• **Assignment**:
A single number is expected: the count of lines in the entries below that contain "Runs".
┄┄┄┄┄┄┄┄┄┄┄┄┄┄┄┄┄┄┄┄
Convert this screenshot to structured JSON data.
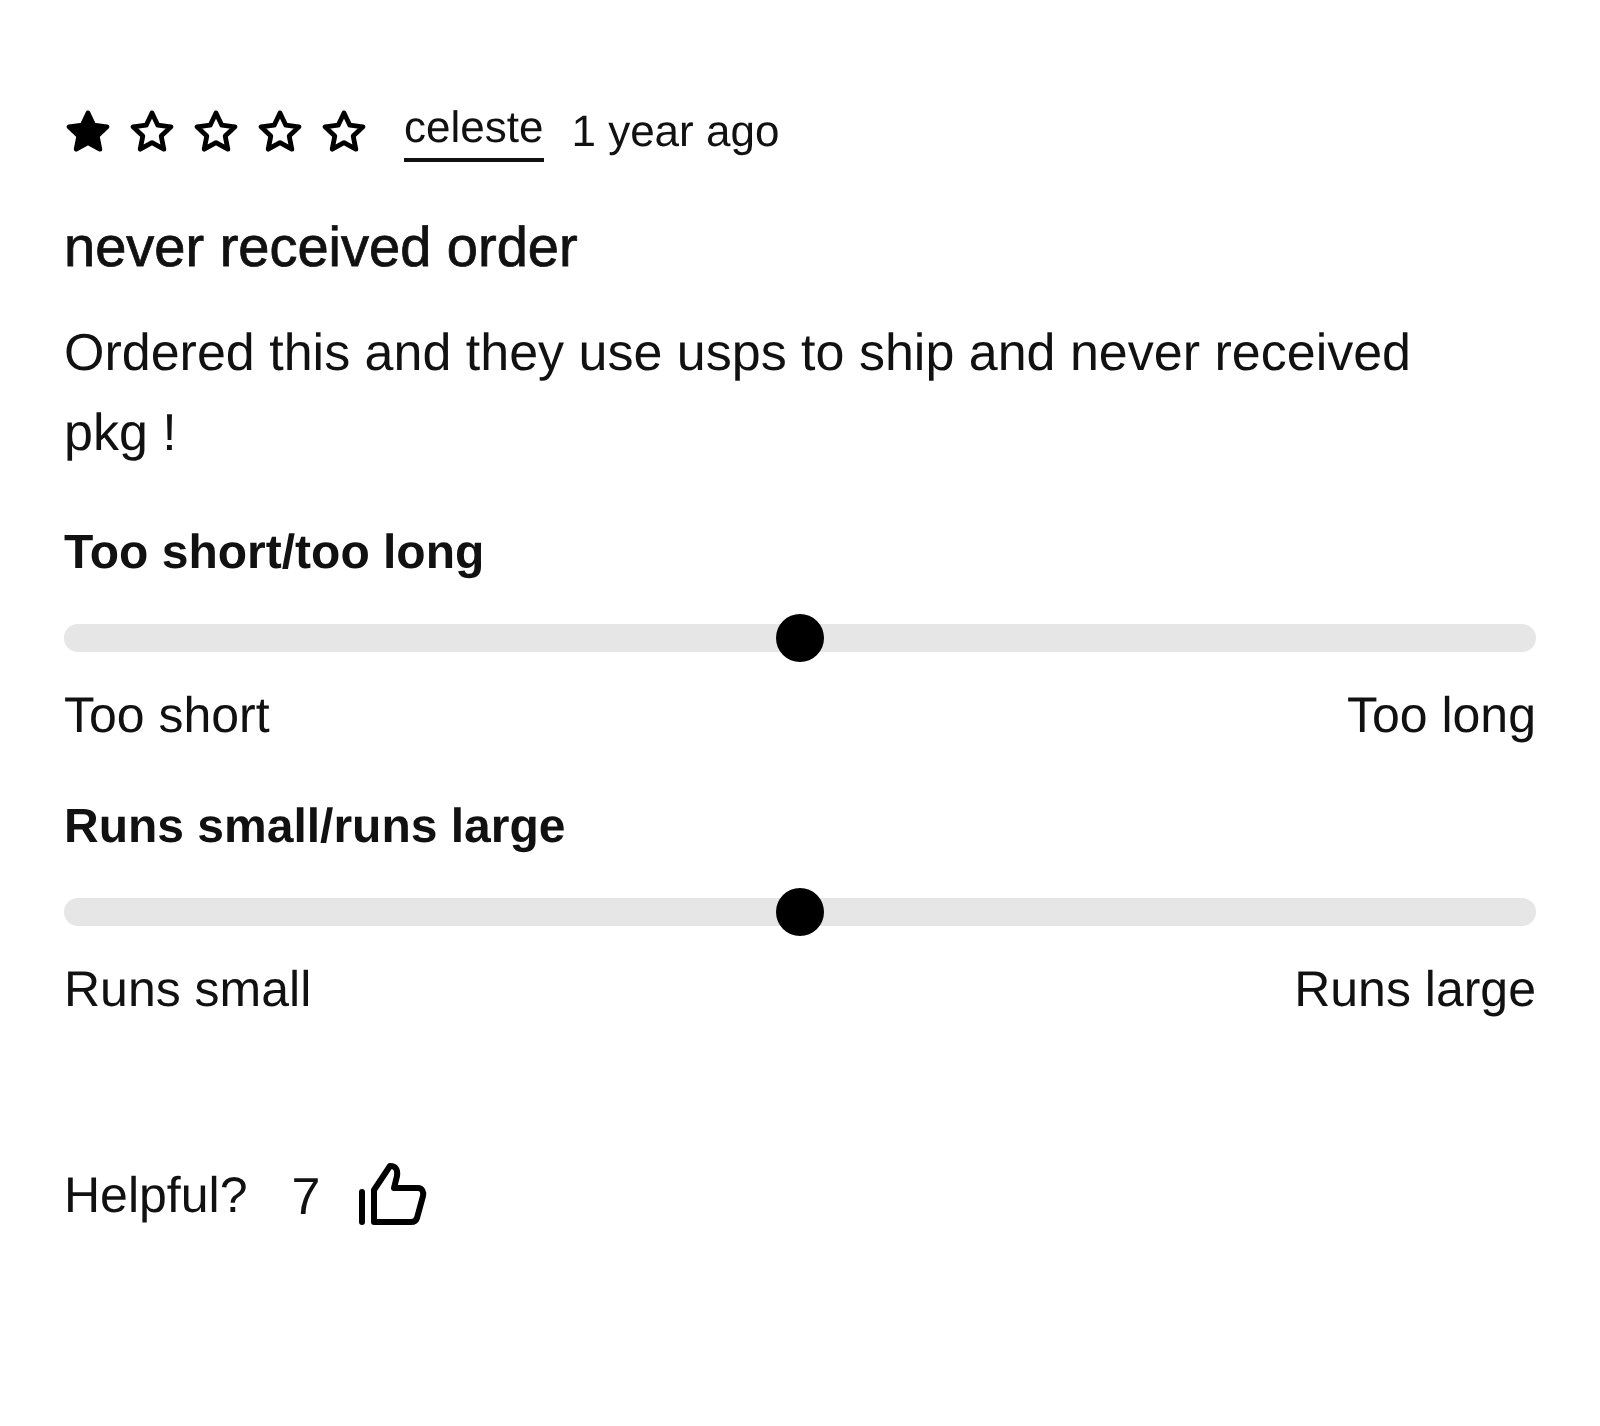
{
  "review": {
    "stars": 1,
    "author": "celeste",
    "time": "1 year ago",
    "title": "never received order",
    "body": "Ordered this and they use usps to ship and never received pkg !"
  },
  "fit": [
    {
      "heading": "Too short/too long",
      "level": 0.5,
      "min_label": "Too short",
      "max_label": "Too long"
    },
    {
      "heading": "Runs small/runs large",
      "level": 0.5,
      "min_label": "Runs small",
      "max_label": "Runs large"
    }
  ],
  "helpful": {
    "label": "Helpful?",
    "count": "7"
  }
}
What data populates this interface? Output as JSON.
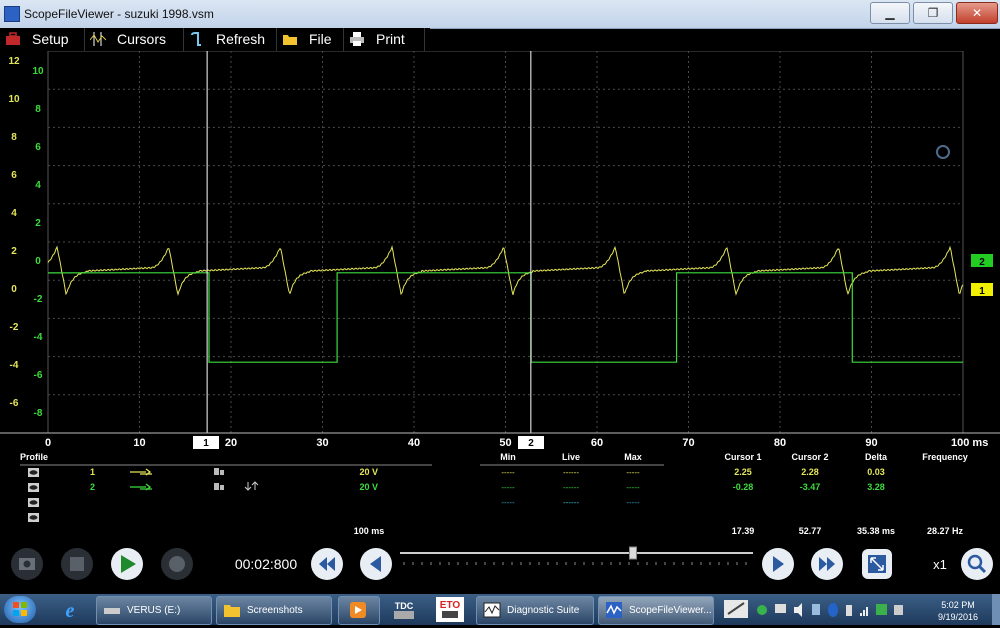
{
  "window": {
    "title": "ScopeFileViewer - suzuki 1998.vsm",
    "minimize_glyph": "▁",
    "restore_glyph": "❐",
    "close_glyph": "✕"
  },
  "toolbar": {
    "items": [
      {
        "label": "Setup",
        "icon": "toolbox-icon"
      },
      {
        "label": "Cursors",
        "icon": "cursors-icon"
      },
      {
        "label": "Refresh",
        "icon": "refresh-icon"
      },
      {
        "label": "File",
        "icon": "folder-icon"
      },
      {
        "label": "Print",
        "icon": "printer-icon"
      }
    ]
  },
  "scope": {
    "left_axis_outer": [
      "12",
      "10",
      "8",
      "6",
      "4",
      "2",
      "0",
      "-2",
      "-4",
      "-6"
    ],
    "left_axis_inner": [
      "10",
      "8",
      "6",
      "4",
      "2",
      "0",
      "-2",
      "-4",
      "-6",
      "-8"
    ],
    "x_ticks": [
      "0",
      "10",
      "20",
      "30",
      "40",
      "50",
      "60",
      "70",
      "80",
      "90",
      "100 ms"
    ],
    "cursor1_label": "1",
    "cursor2_label": "2",
    "cursor1_time_ms": 17.39,
    "cursor2_time_ms": 52.77,
    "channel2_badge": "2",
    "channel1_badge": "1",
    "colors": {
      "channel1": "#e6e65a",
      "channel2": "#3ddc3d",
      "grid": "#4a4a4a"
    }
  },
  "chart_data": {
    "type": "line",
    "xlabel": "",
    "ylabel": "",
    "xlim": [
      0,
      100
    ],
    "x_tick_labels": [
      "0",
      "10",
      "20",
      "30",
      "40",
      "50",
      "60",
      "70",
      "80",
      "90",
      "100 ms"
    ],
    "series": [
      {
        "name": "1",
        "color": "#e6e65a",
        "period_ms": 12.2,
        "first_peak_ms": 1.0,
        "peak_v": 2.5,
        "trough_v": -0.5,
        "plateau_v": 1.0
      },
      {
        "name": "2",
        "color": "#3ddc3d",
        "high_v": -0.28,
        "low_v": -3.47,
        "transitions_ms": [
          17.6,
          31.6,
          52.8,
          68.7,
          87.9
        ],
        "levels": [
          "high",
          "low",
          "high",
          "low",
          "high",
          "low"
        ]
      }
    ]
  },
  "measurements": {
    "profile_label": "Profile",
    "headers": {
      "min": "Min",
      "live": "Live",
      "max": "Max",
      "cursor1": "Cursor 1",
      "cursor2": "Cursor 2",
      "delta": "Delta",
      "frequency": "Frequency"
    },
    "channels": [
      {
        "num": "1",
        "scale": "20 V",
        "min": "-----",
        "live": "------",
        "max": "-----",
        "cursor1": "2.25",
        "cursor2": "2.28",
        "delta": "0.03",
        "color": "#e6e65a"
      },
      {
        "num": "2",
        "scale": "20 V",
        "min": "-----",
        "live": "------",
        "max": "-----",
        "cursor1": "-0.28",
        "cursor2": "-3.47",
        "delta": "3.28",
        "color": "#3ddc3d"
      }
    ],
    "extra_row": {
      "min": "-----",
      "live": "------",
      "max": "-----"
    },
    "timebase": "100 ms",
    "cursor1_time": "17.39",
    "cursor2_time": "52.77",
    "delta_time": "35.38 ms",
    "frequency": "28.27 Hz"
  },
  "playback": {
    "timecode": "00:02:800",
    "zoom": "x1",
    "slider_position_pct": 66
  },
  "taskbar": {
    "items": [
      {
        "label": "VERUS (E:)",
        "icon": "drive-icon"
      },
      {
        "label": "Screenshots",
        "icon": "folder-icon"
      },
      {
        "label": "",
        "icon": "media-player-icon"
      },
      {
        "label": "TDC",
        "icon": "tdc-icon"
      },
      {
        "label": "ETO",
        "icon": "eto-icon"
      },
      {
        "label": "Diagnostic Suite",
        "icon": "diagnostic-suite-icon"
      },
      {
        "label": "ScopeFileViewer...",
        "icon": "scope-viewer-icon"
      }
    ],
    "clock_time": "5:02 PM",
    "clock_date": "9/19/2016"
  }
}
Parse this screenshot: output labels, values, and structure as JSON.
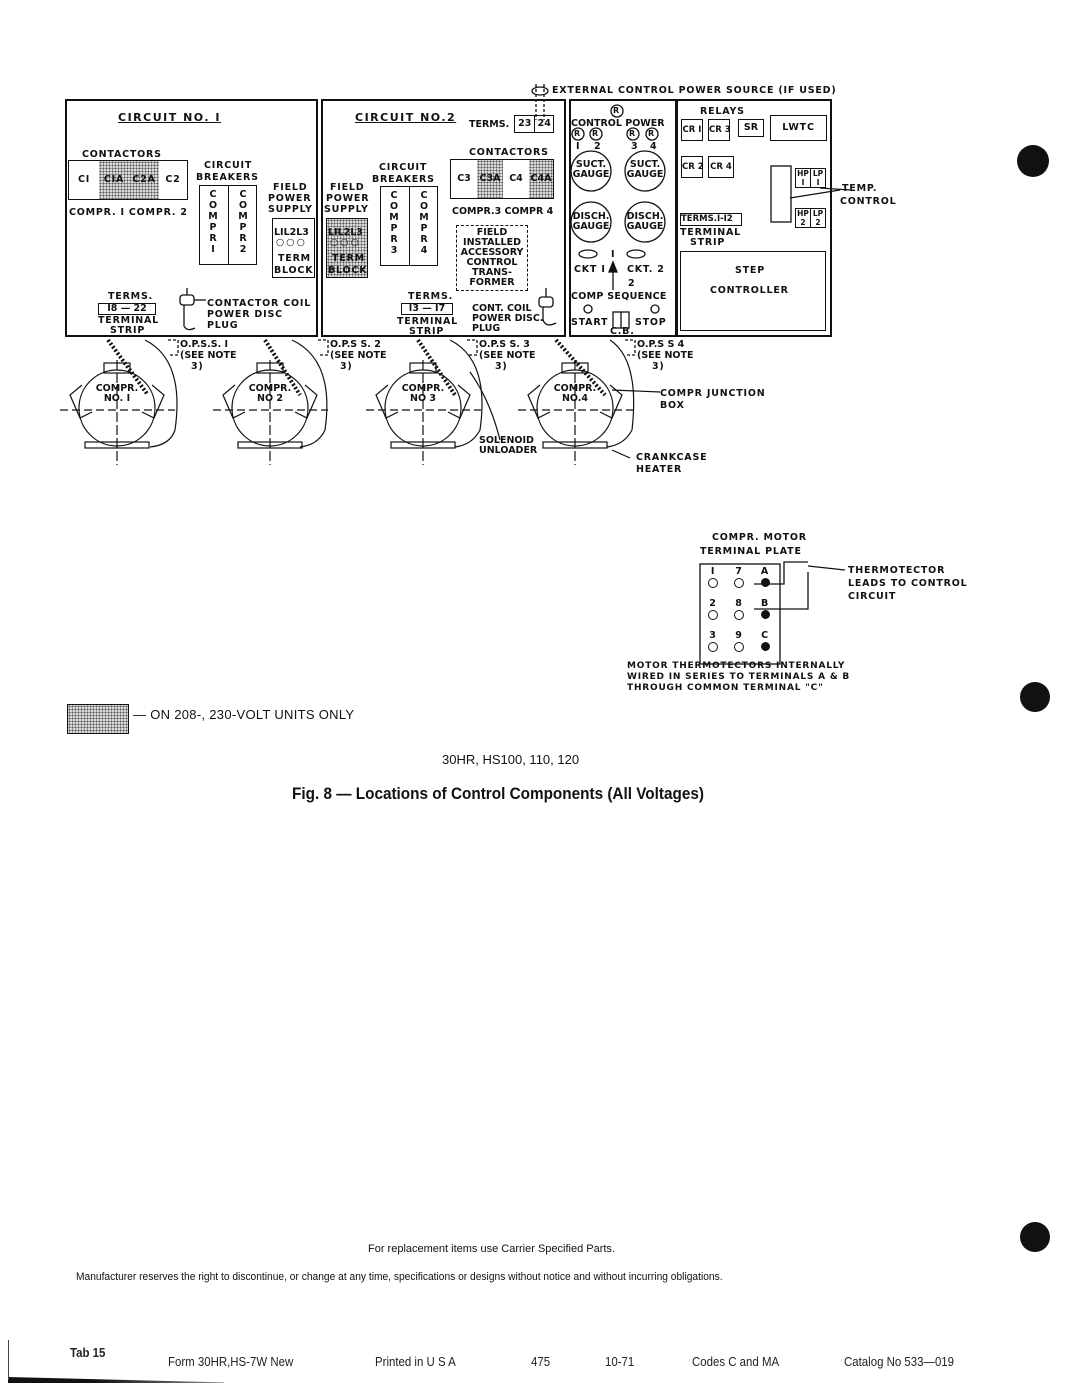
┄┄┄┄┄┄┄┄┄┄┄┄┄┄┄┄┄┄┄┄
• **Task response**:
3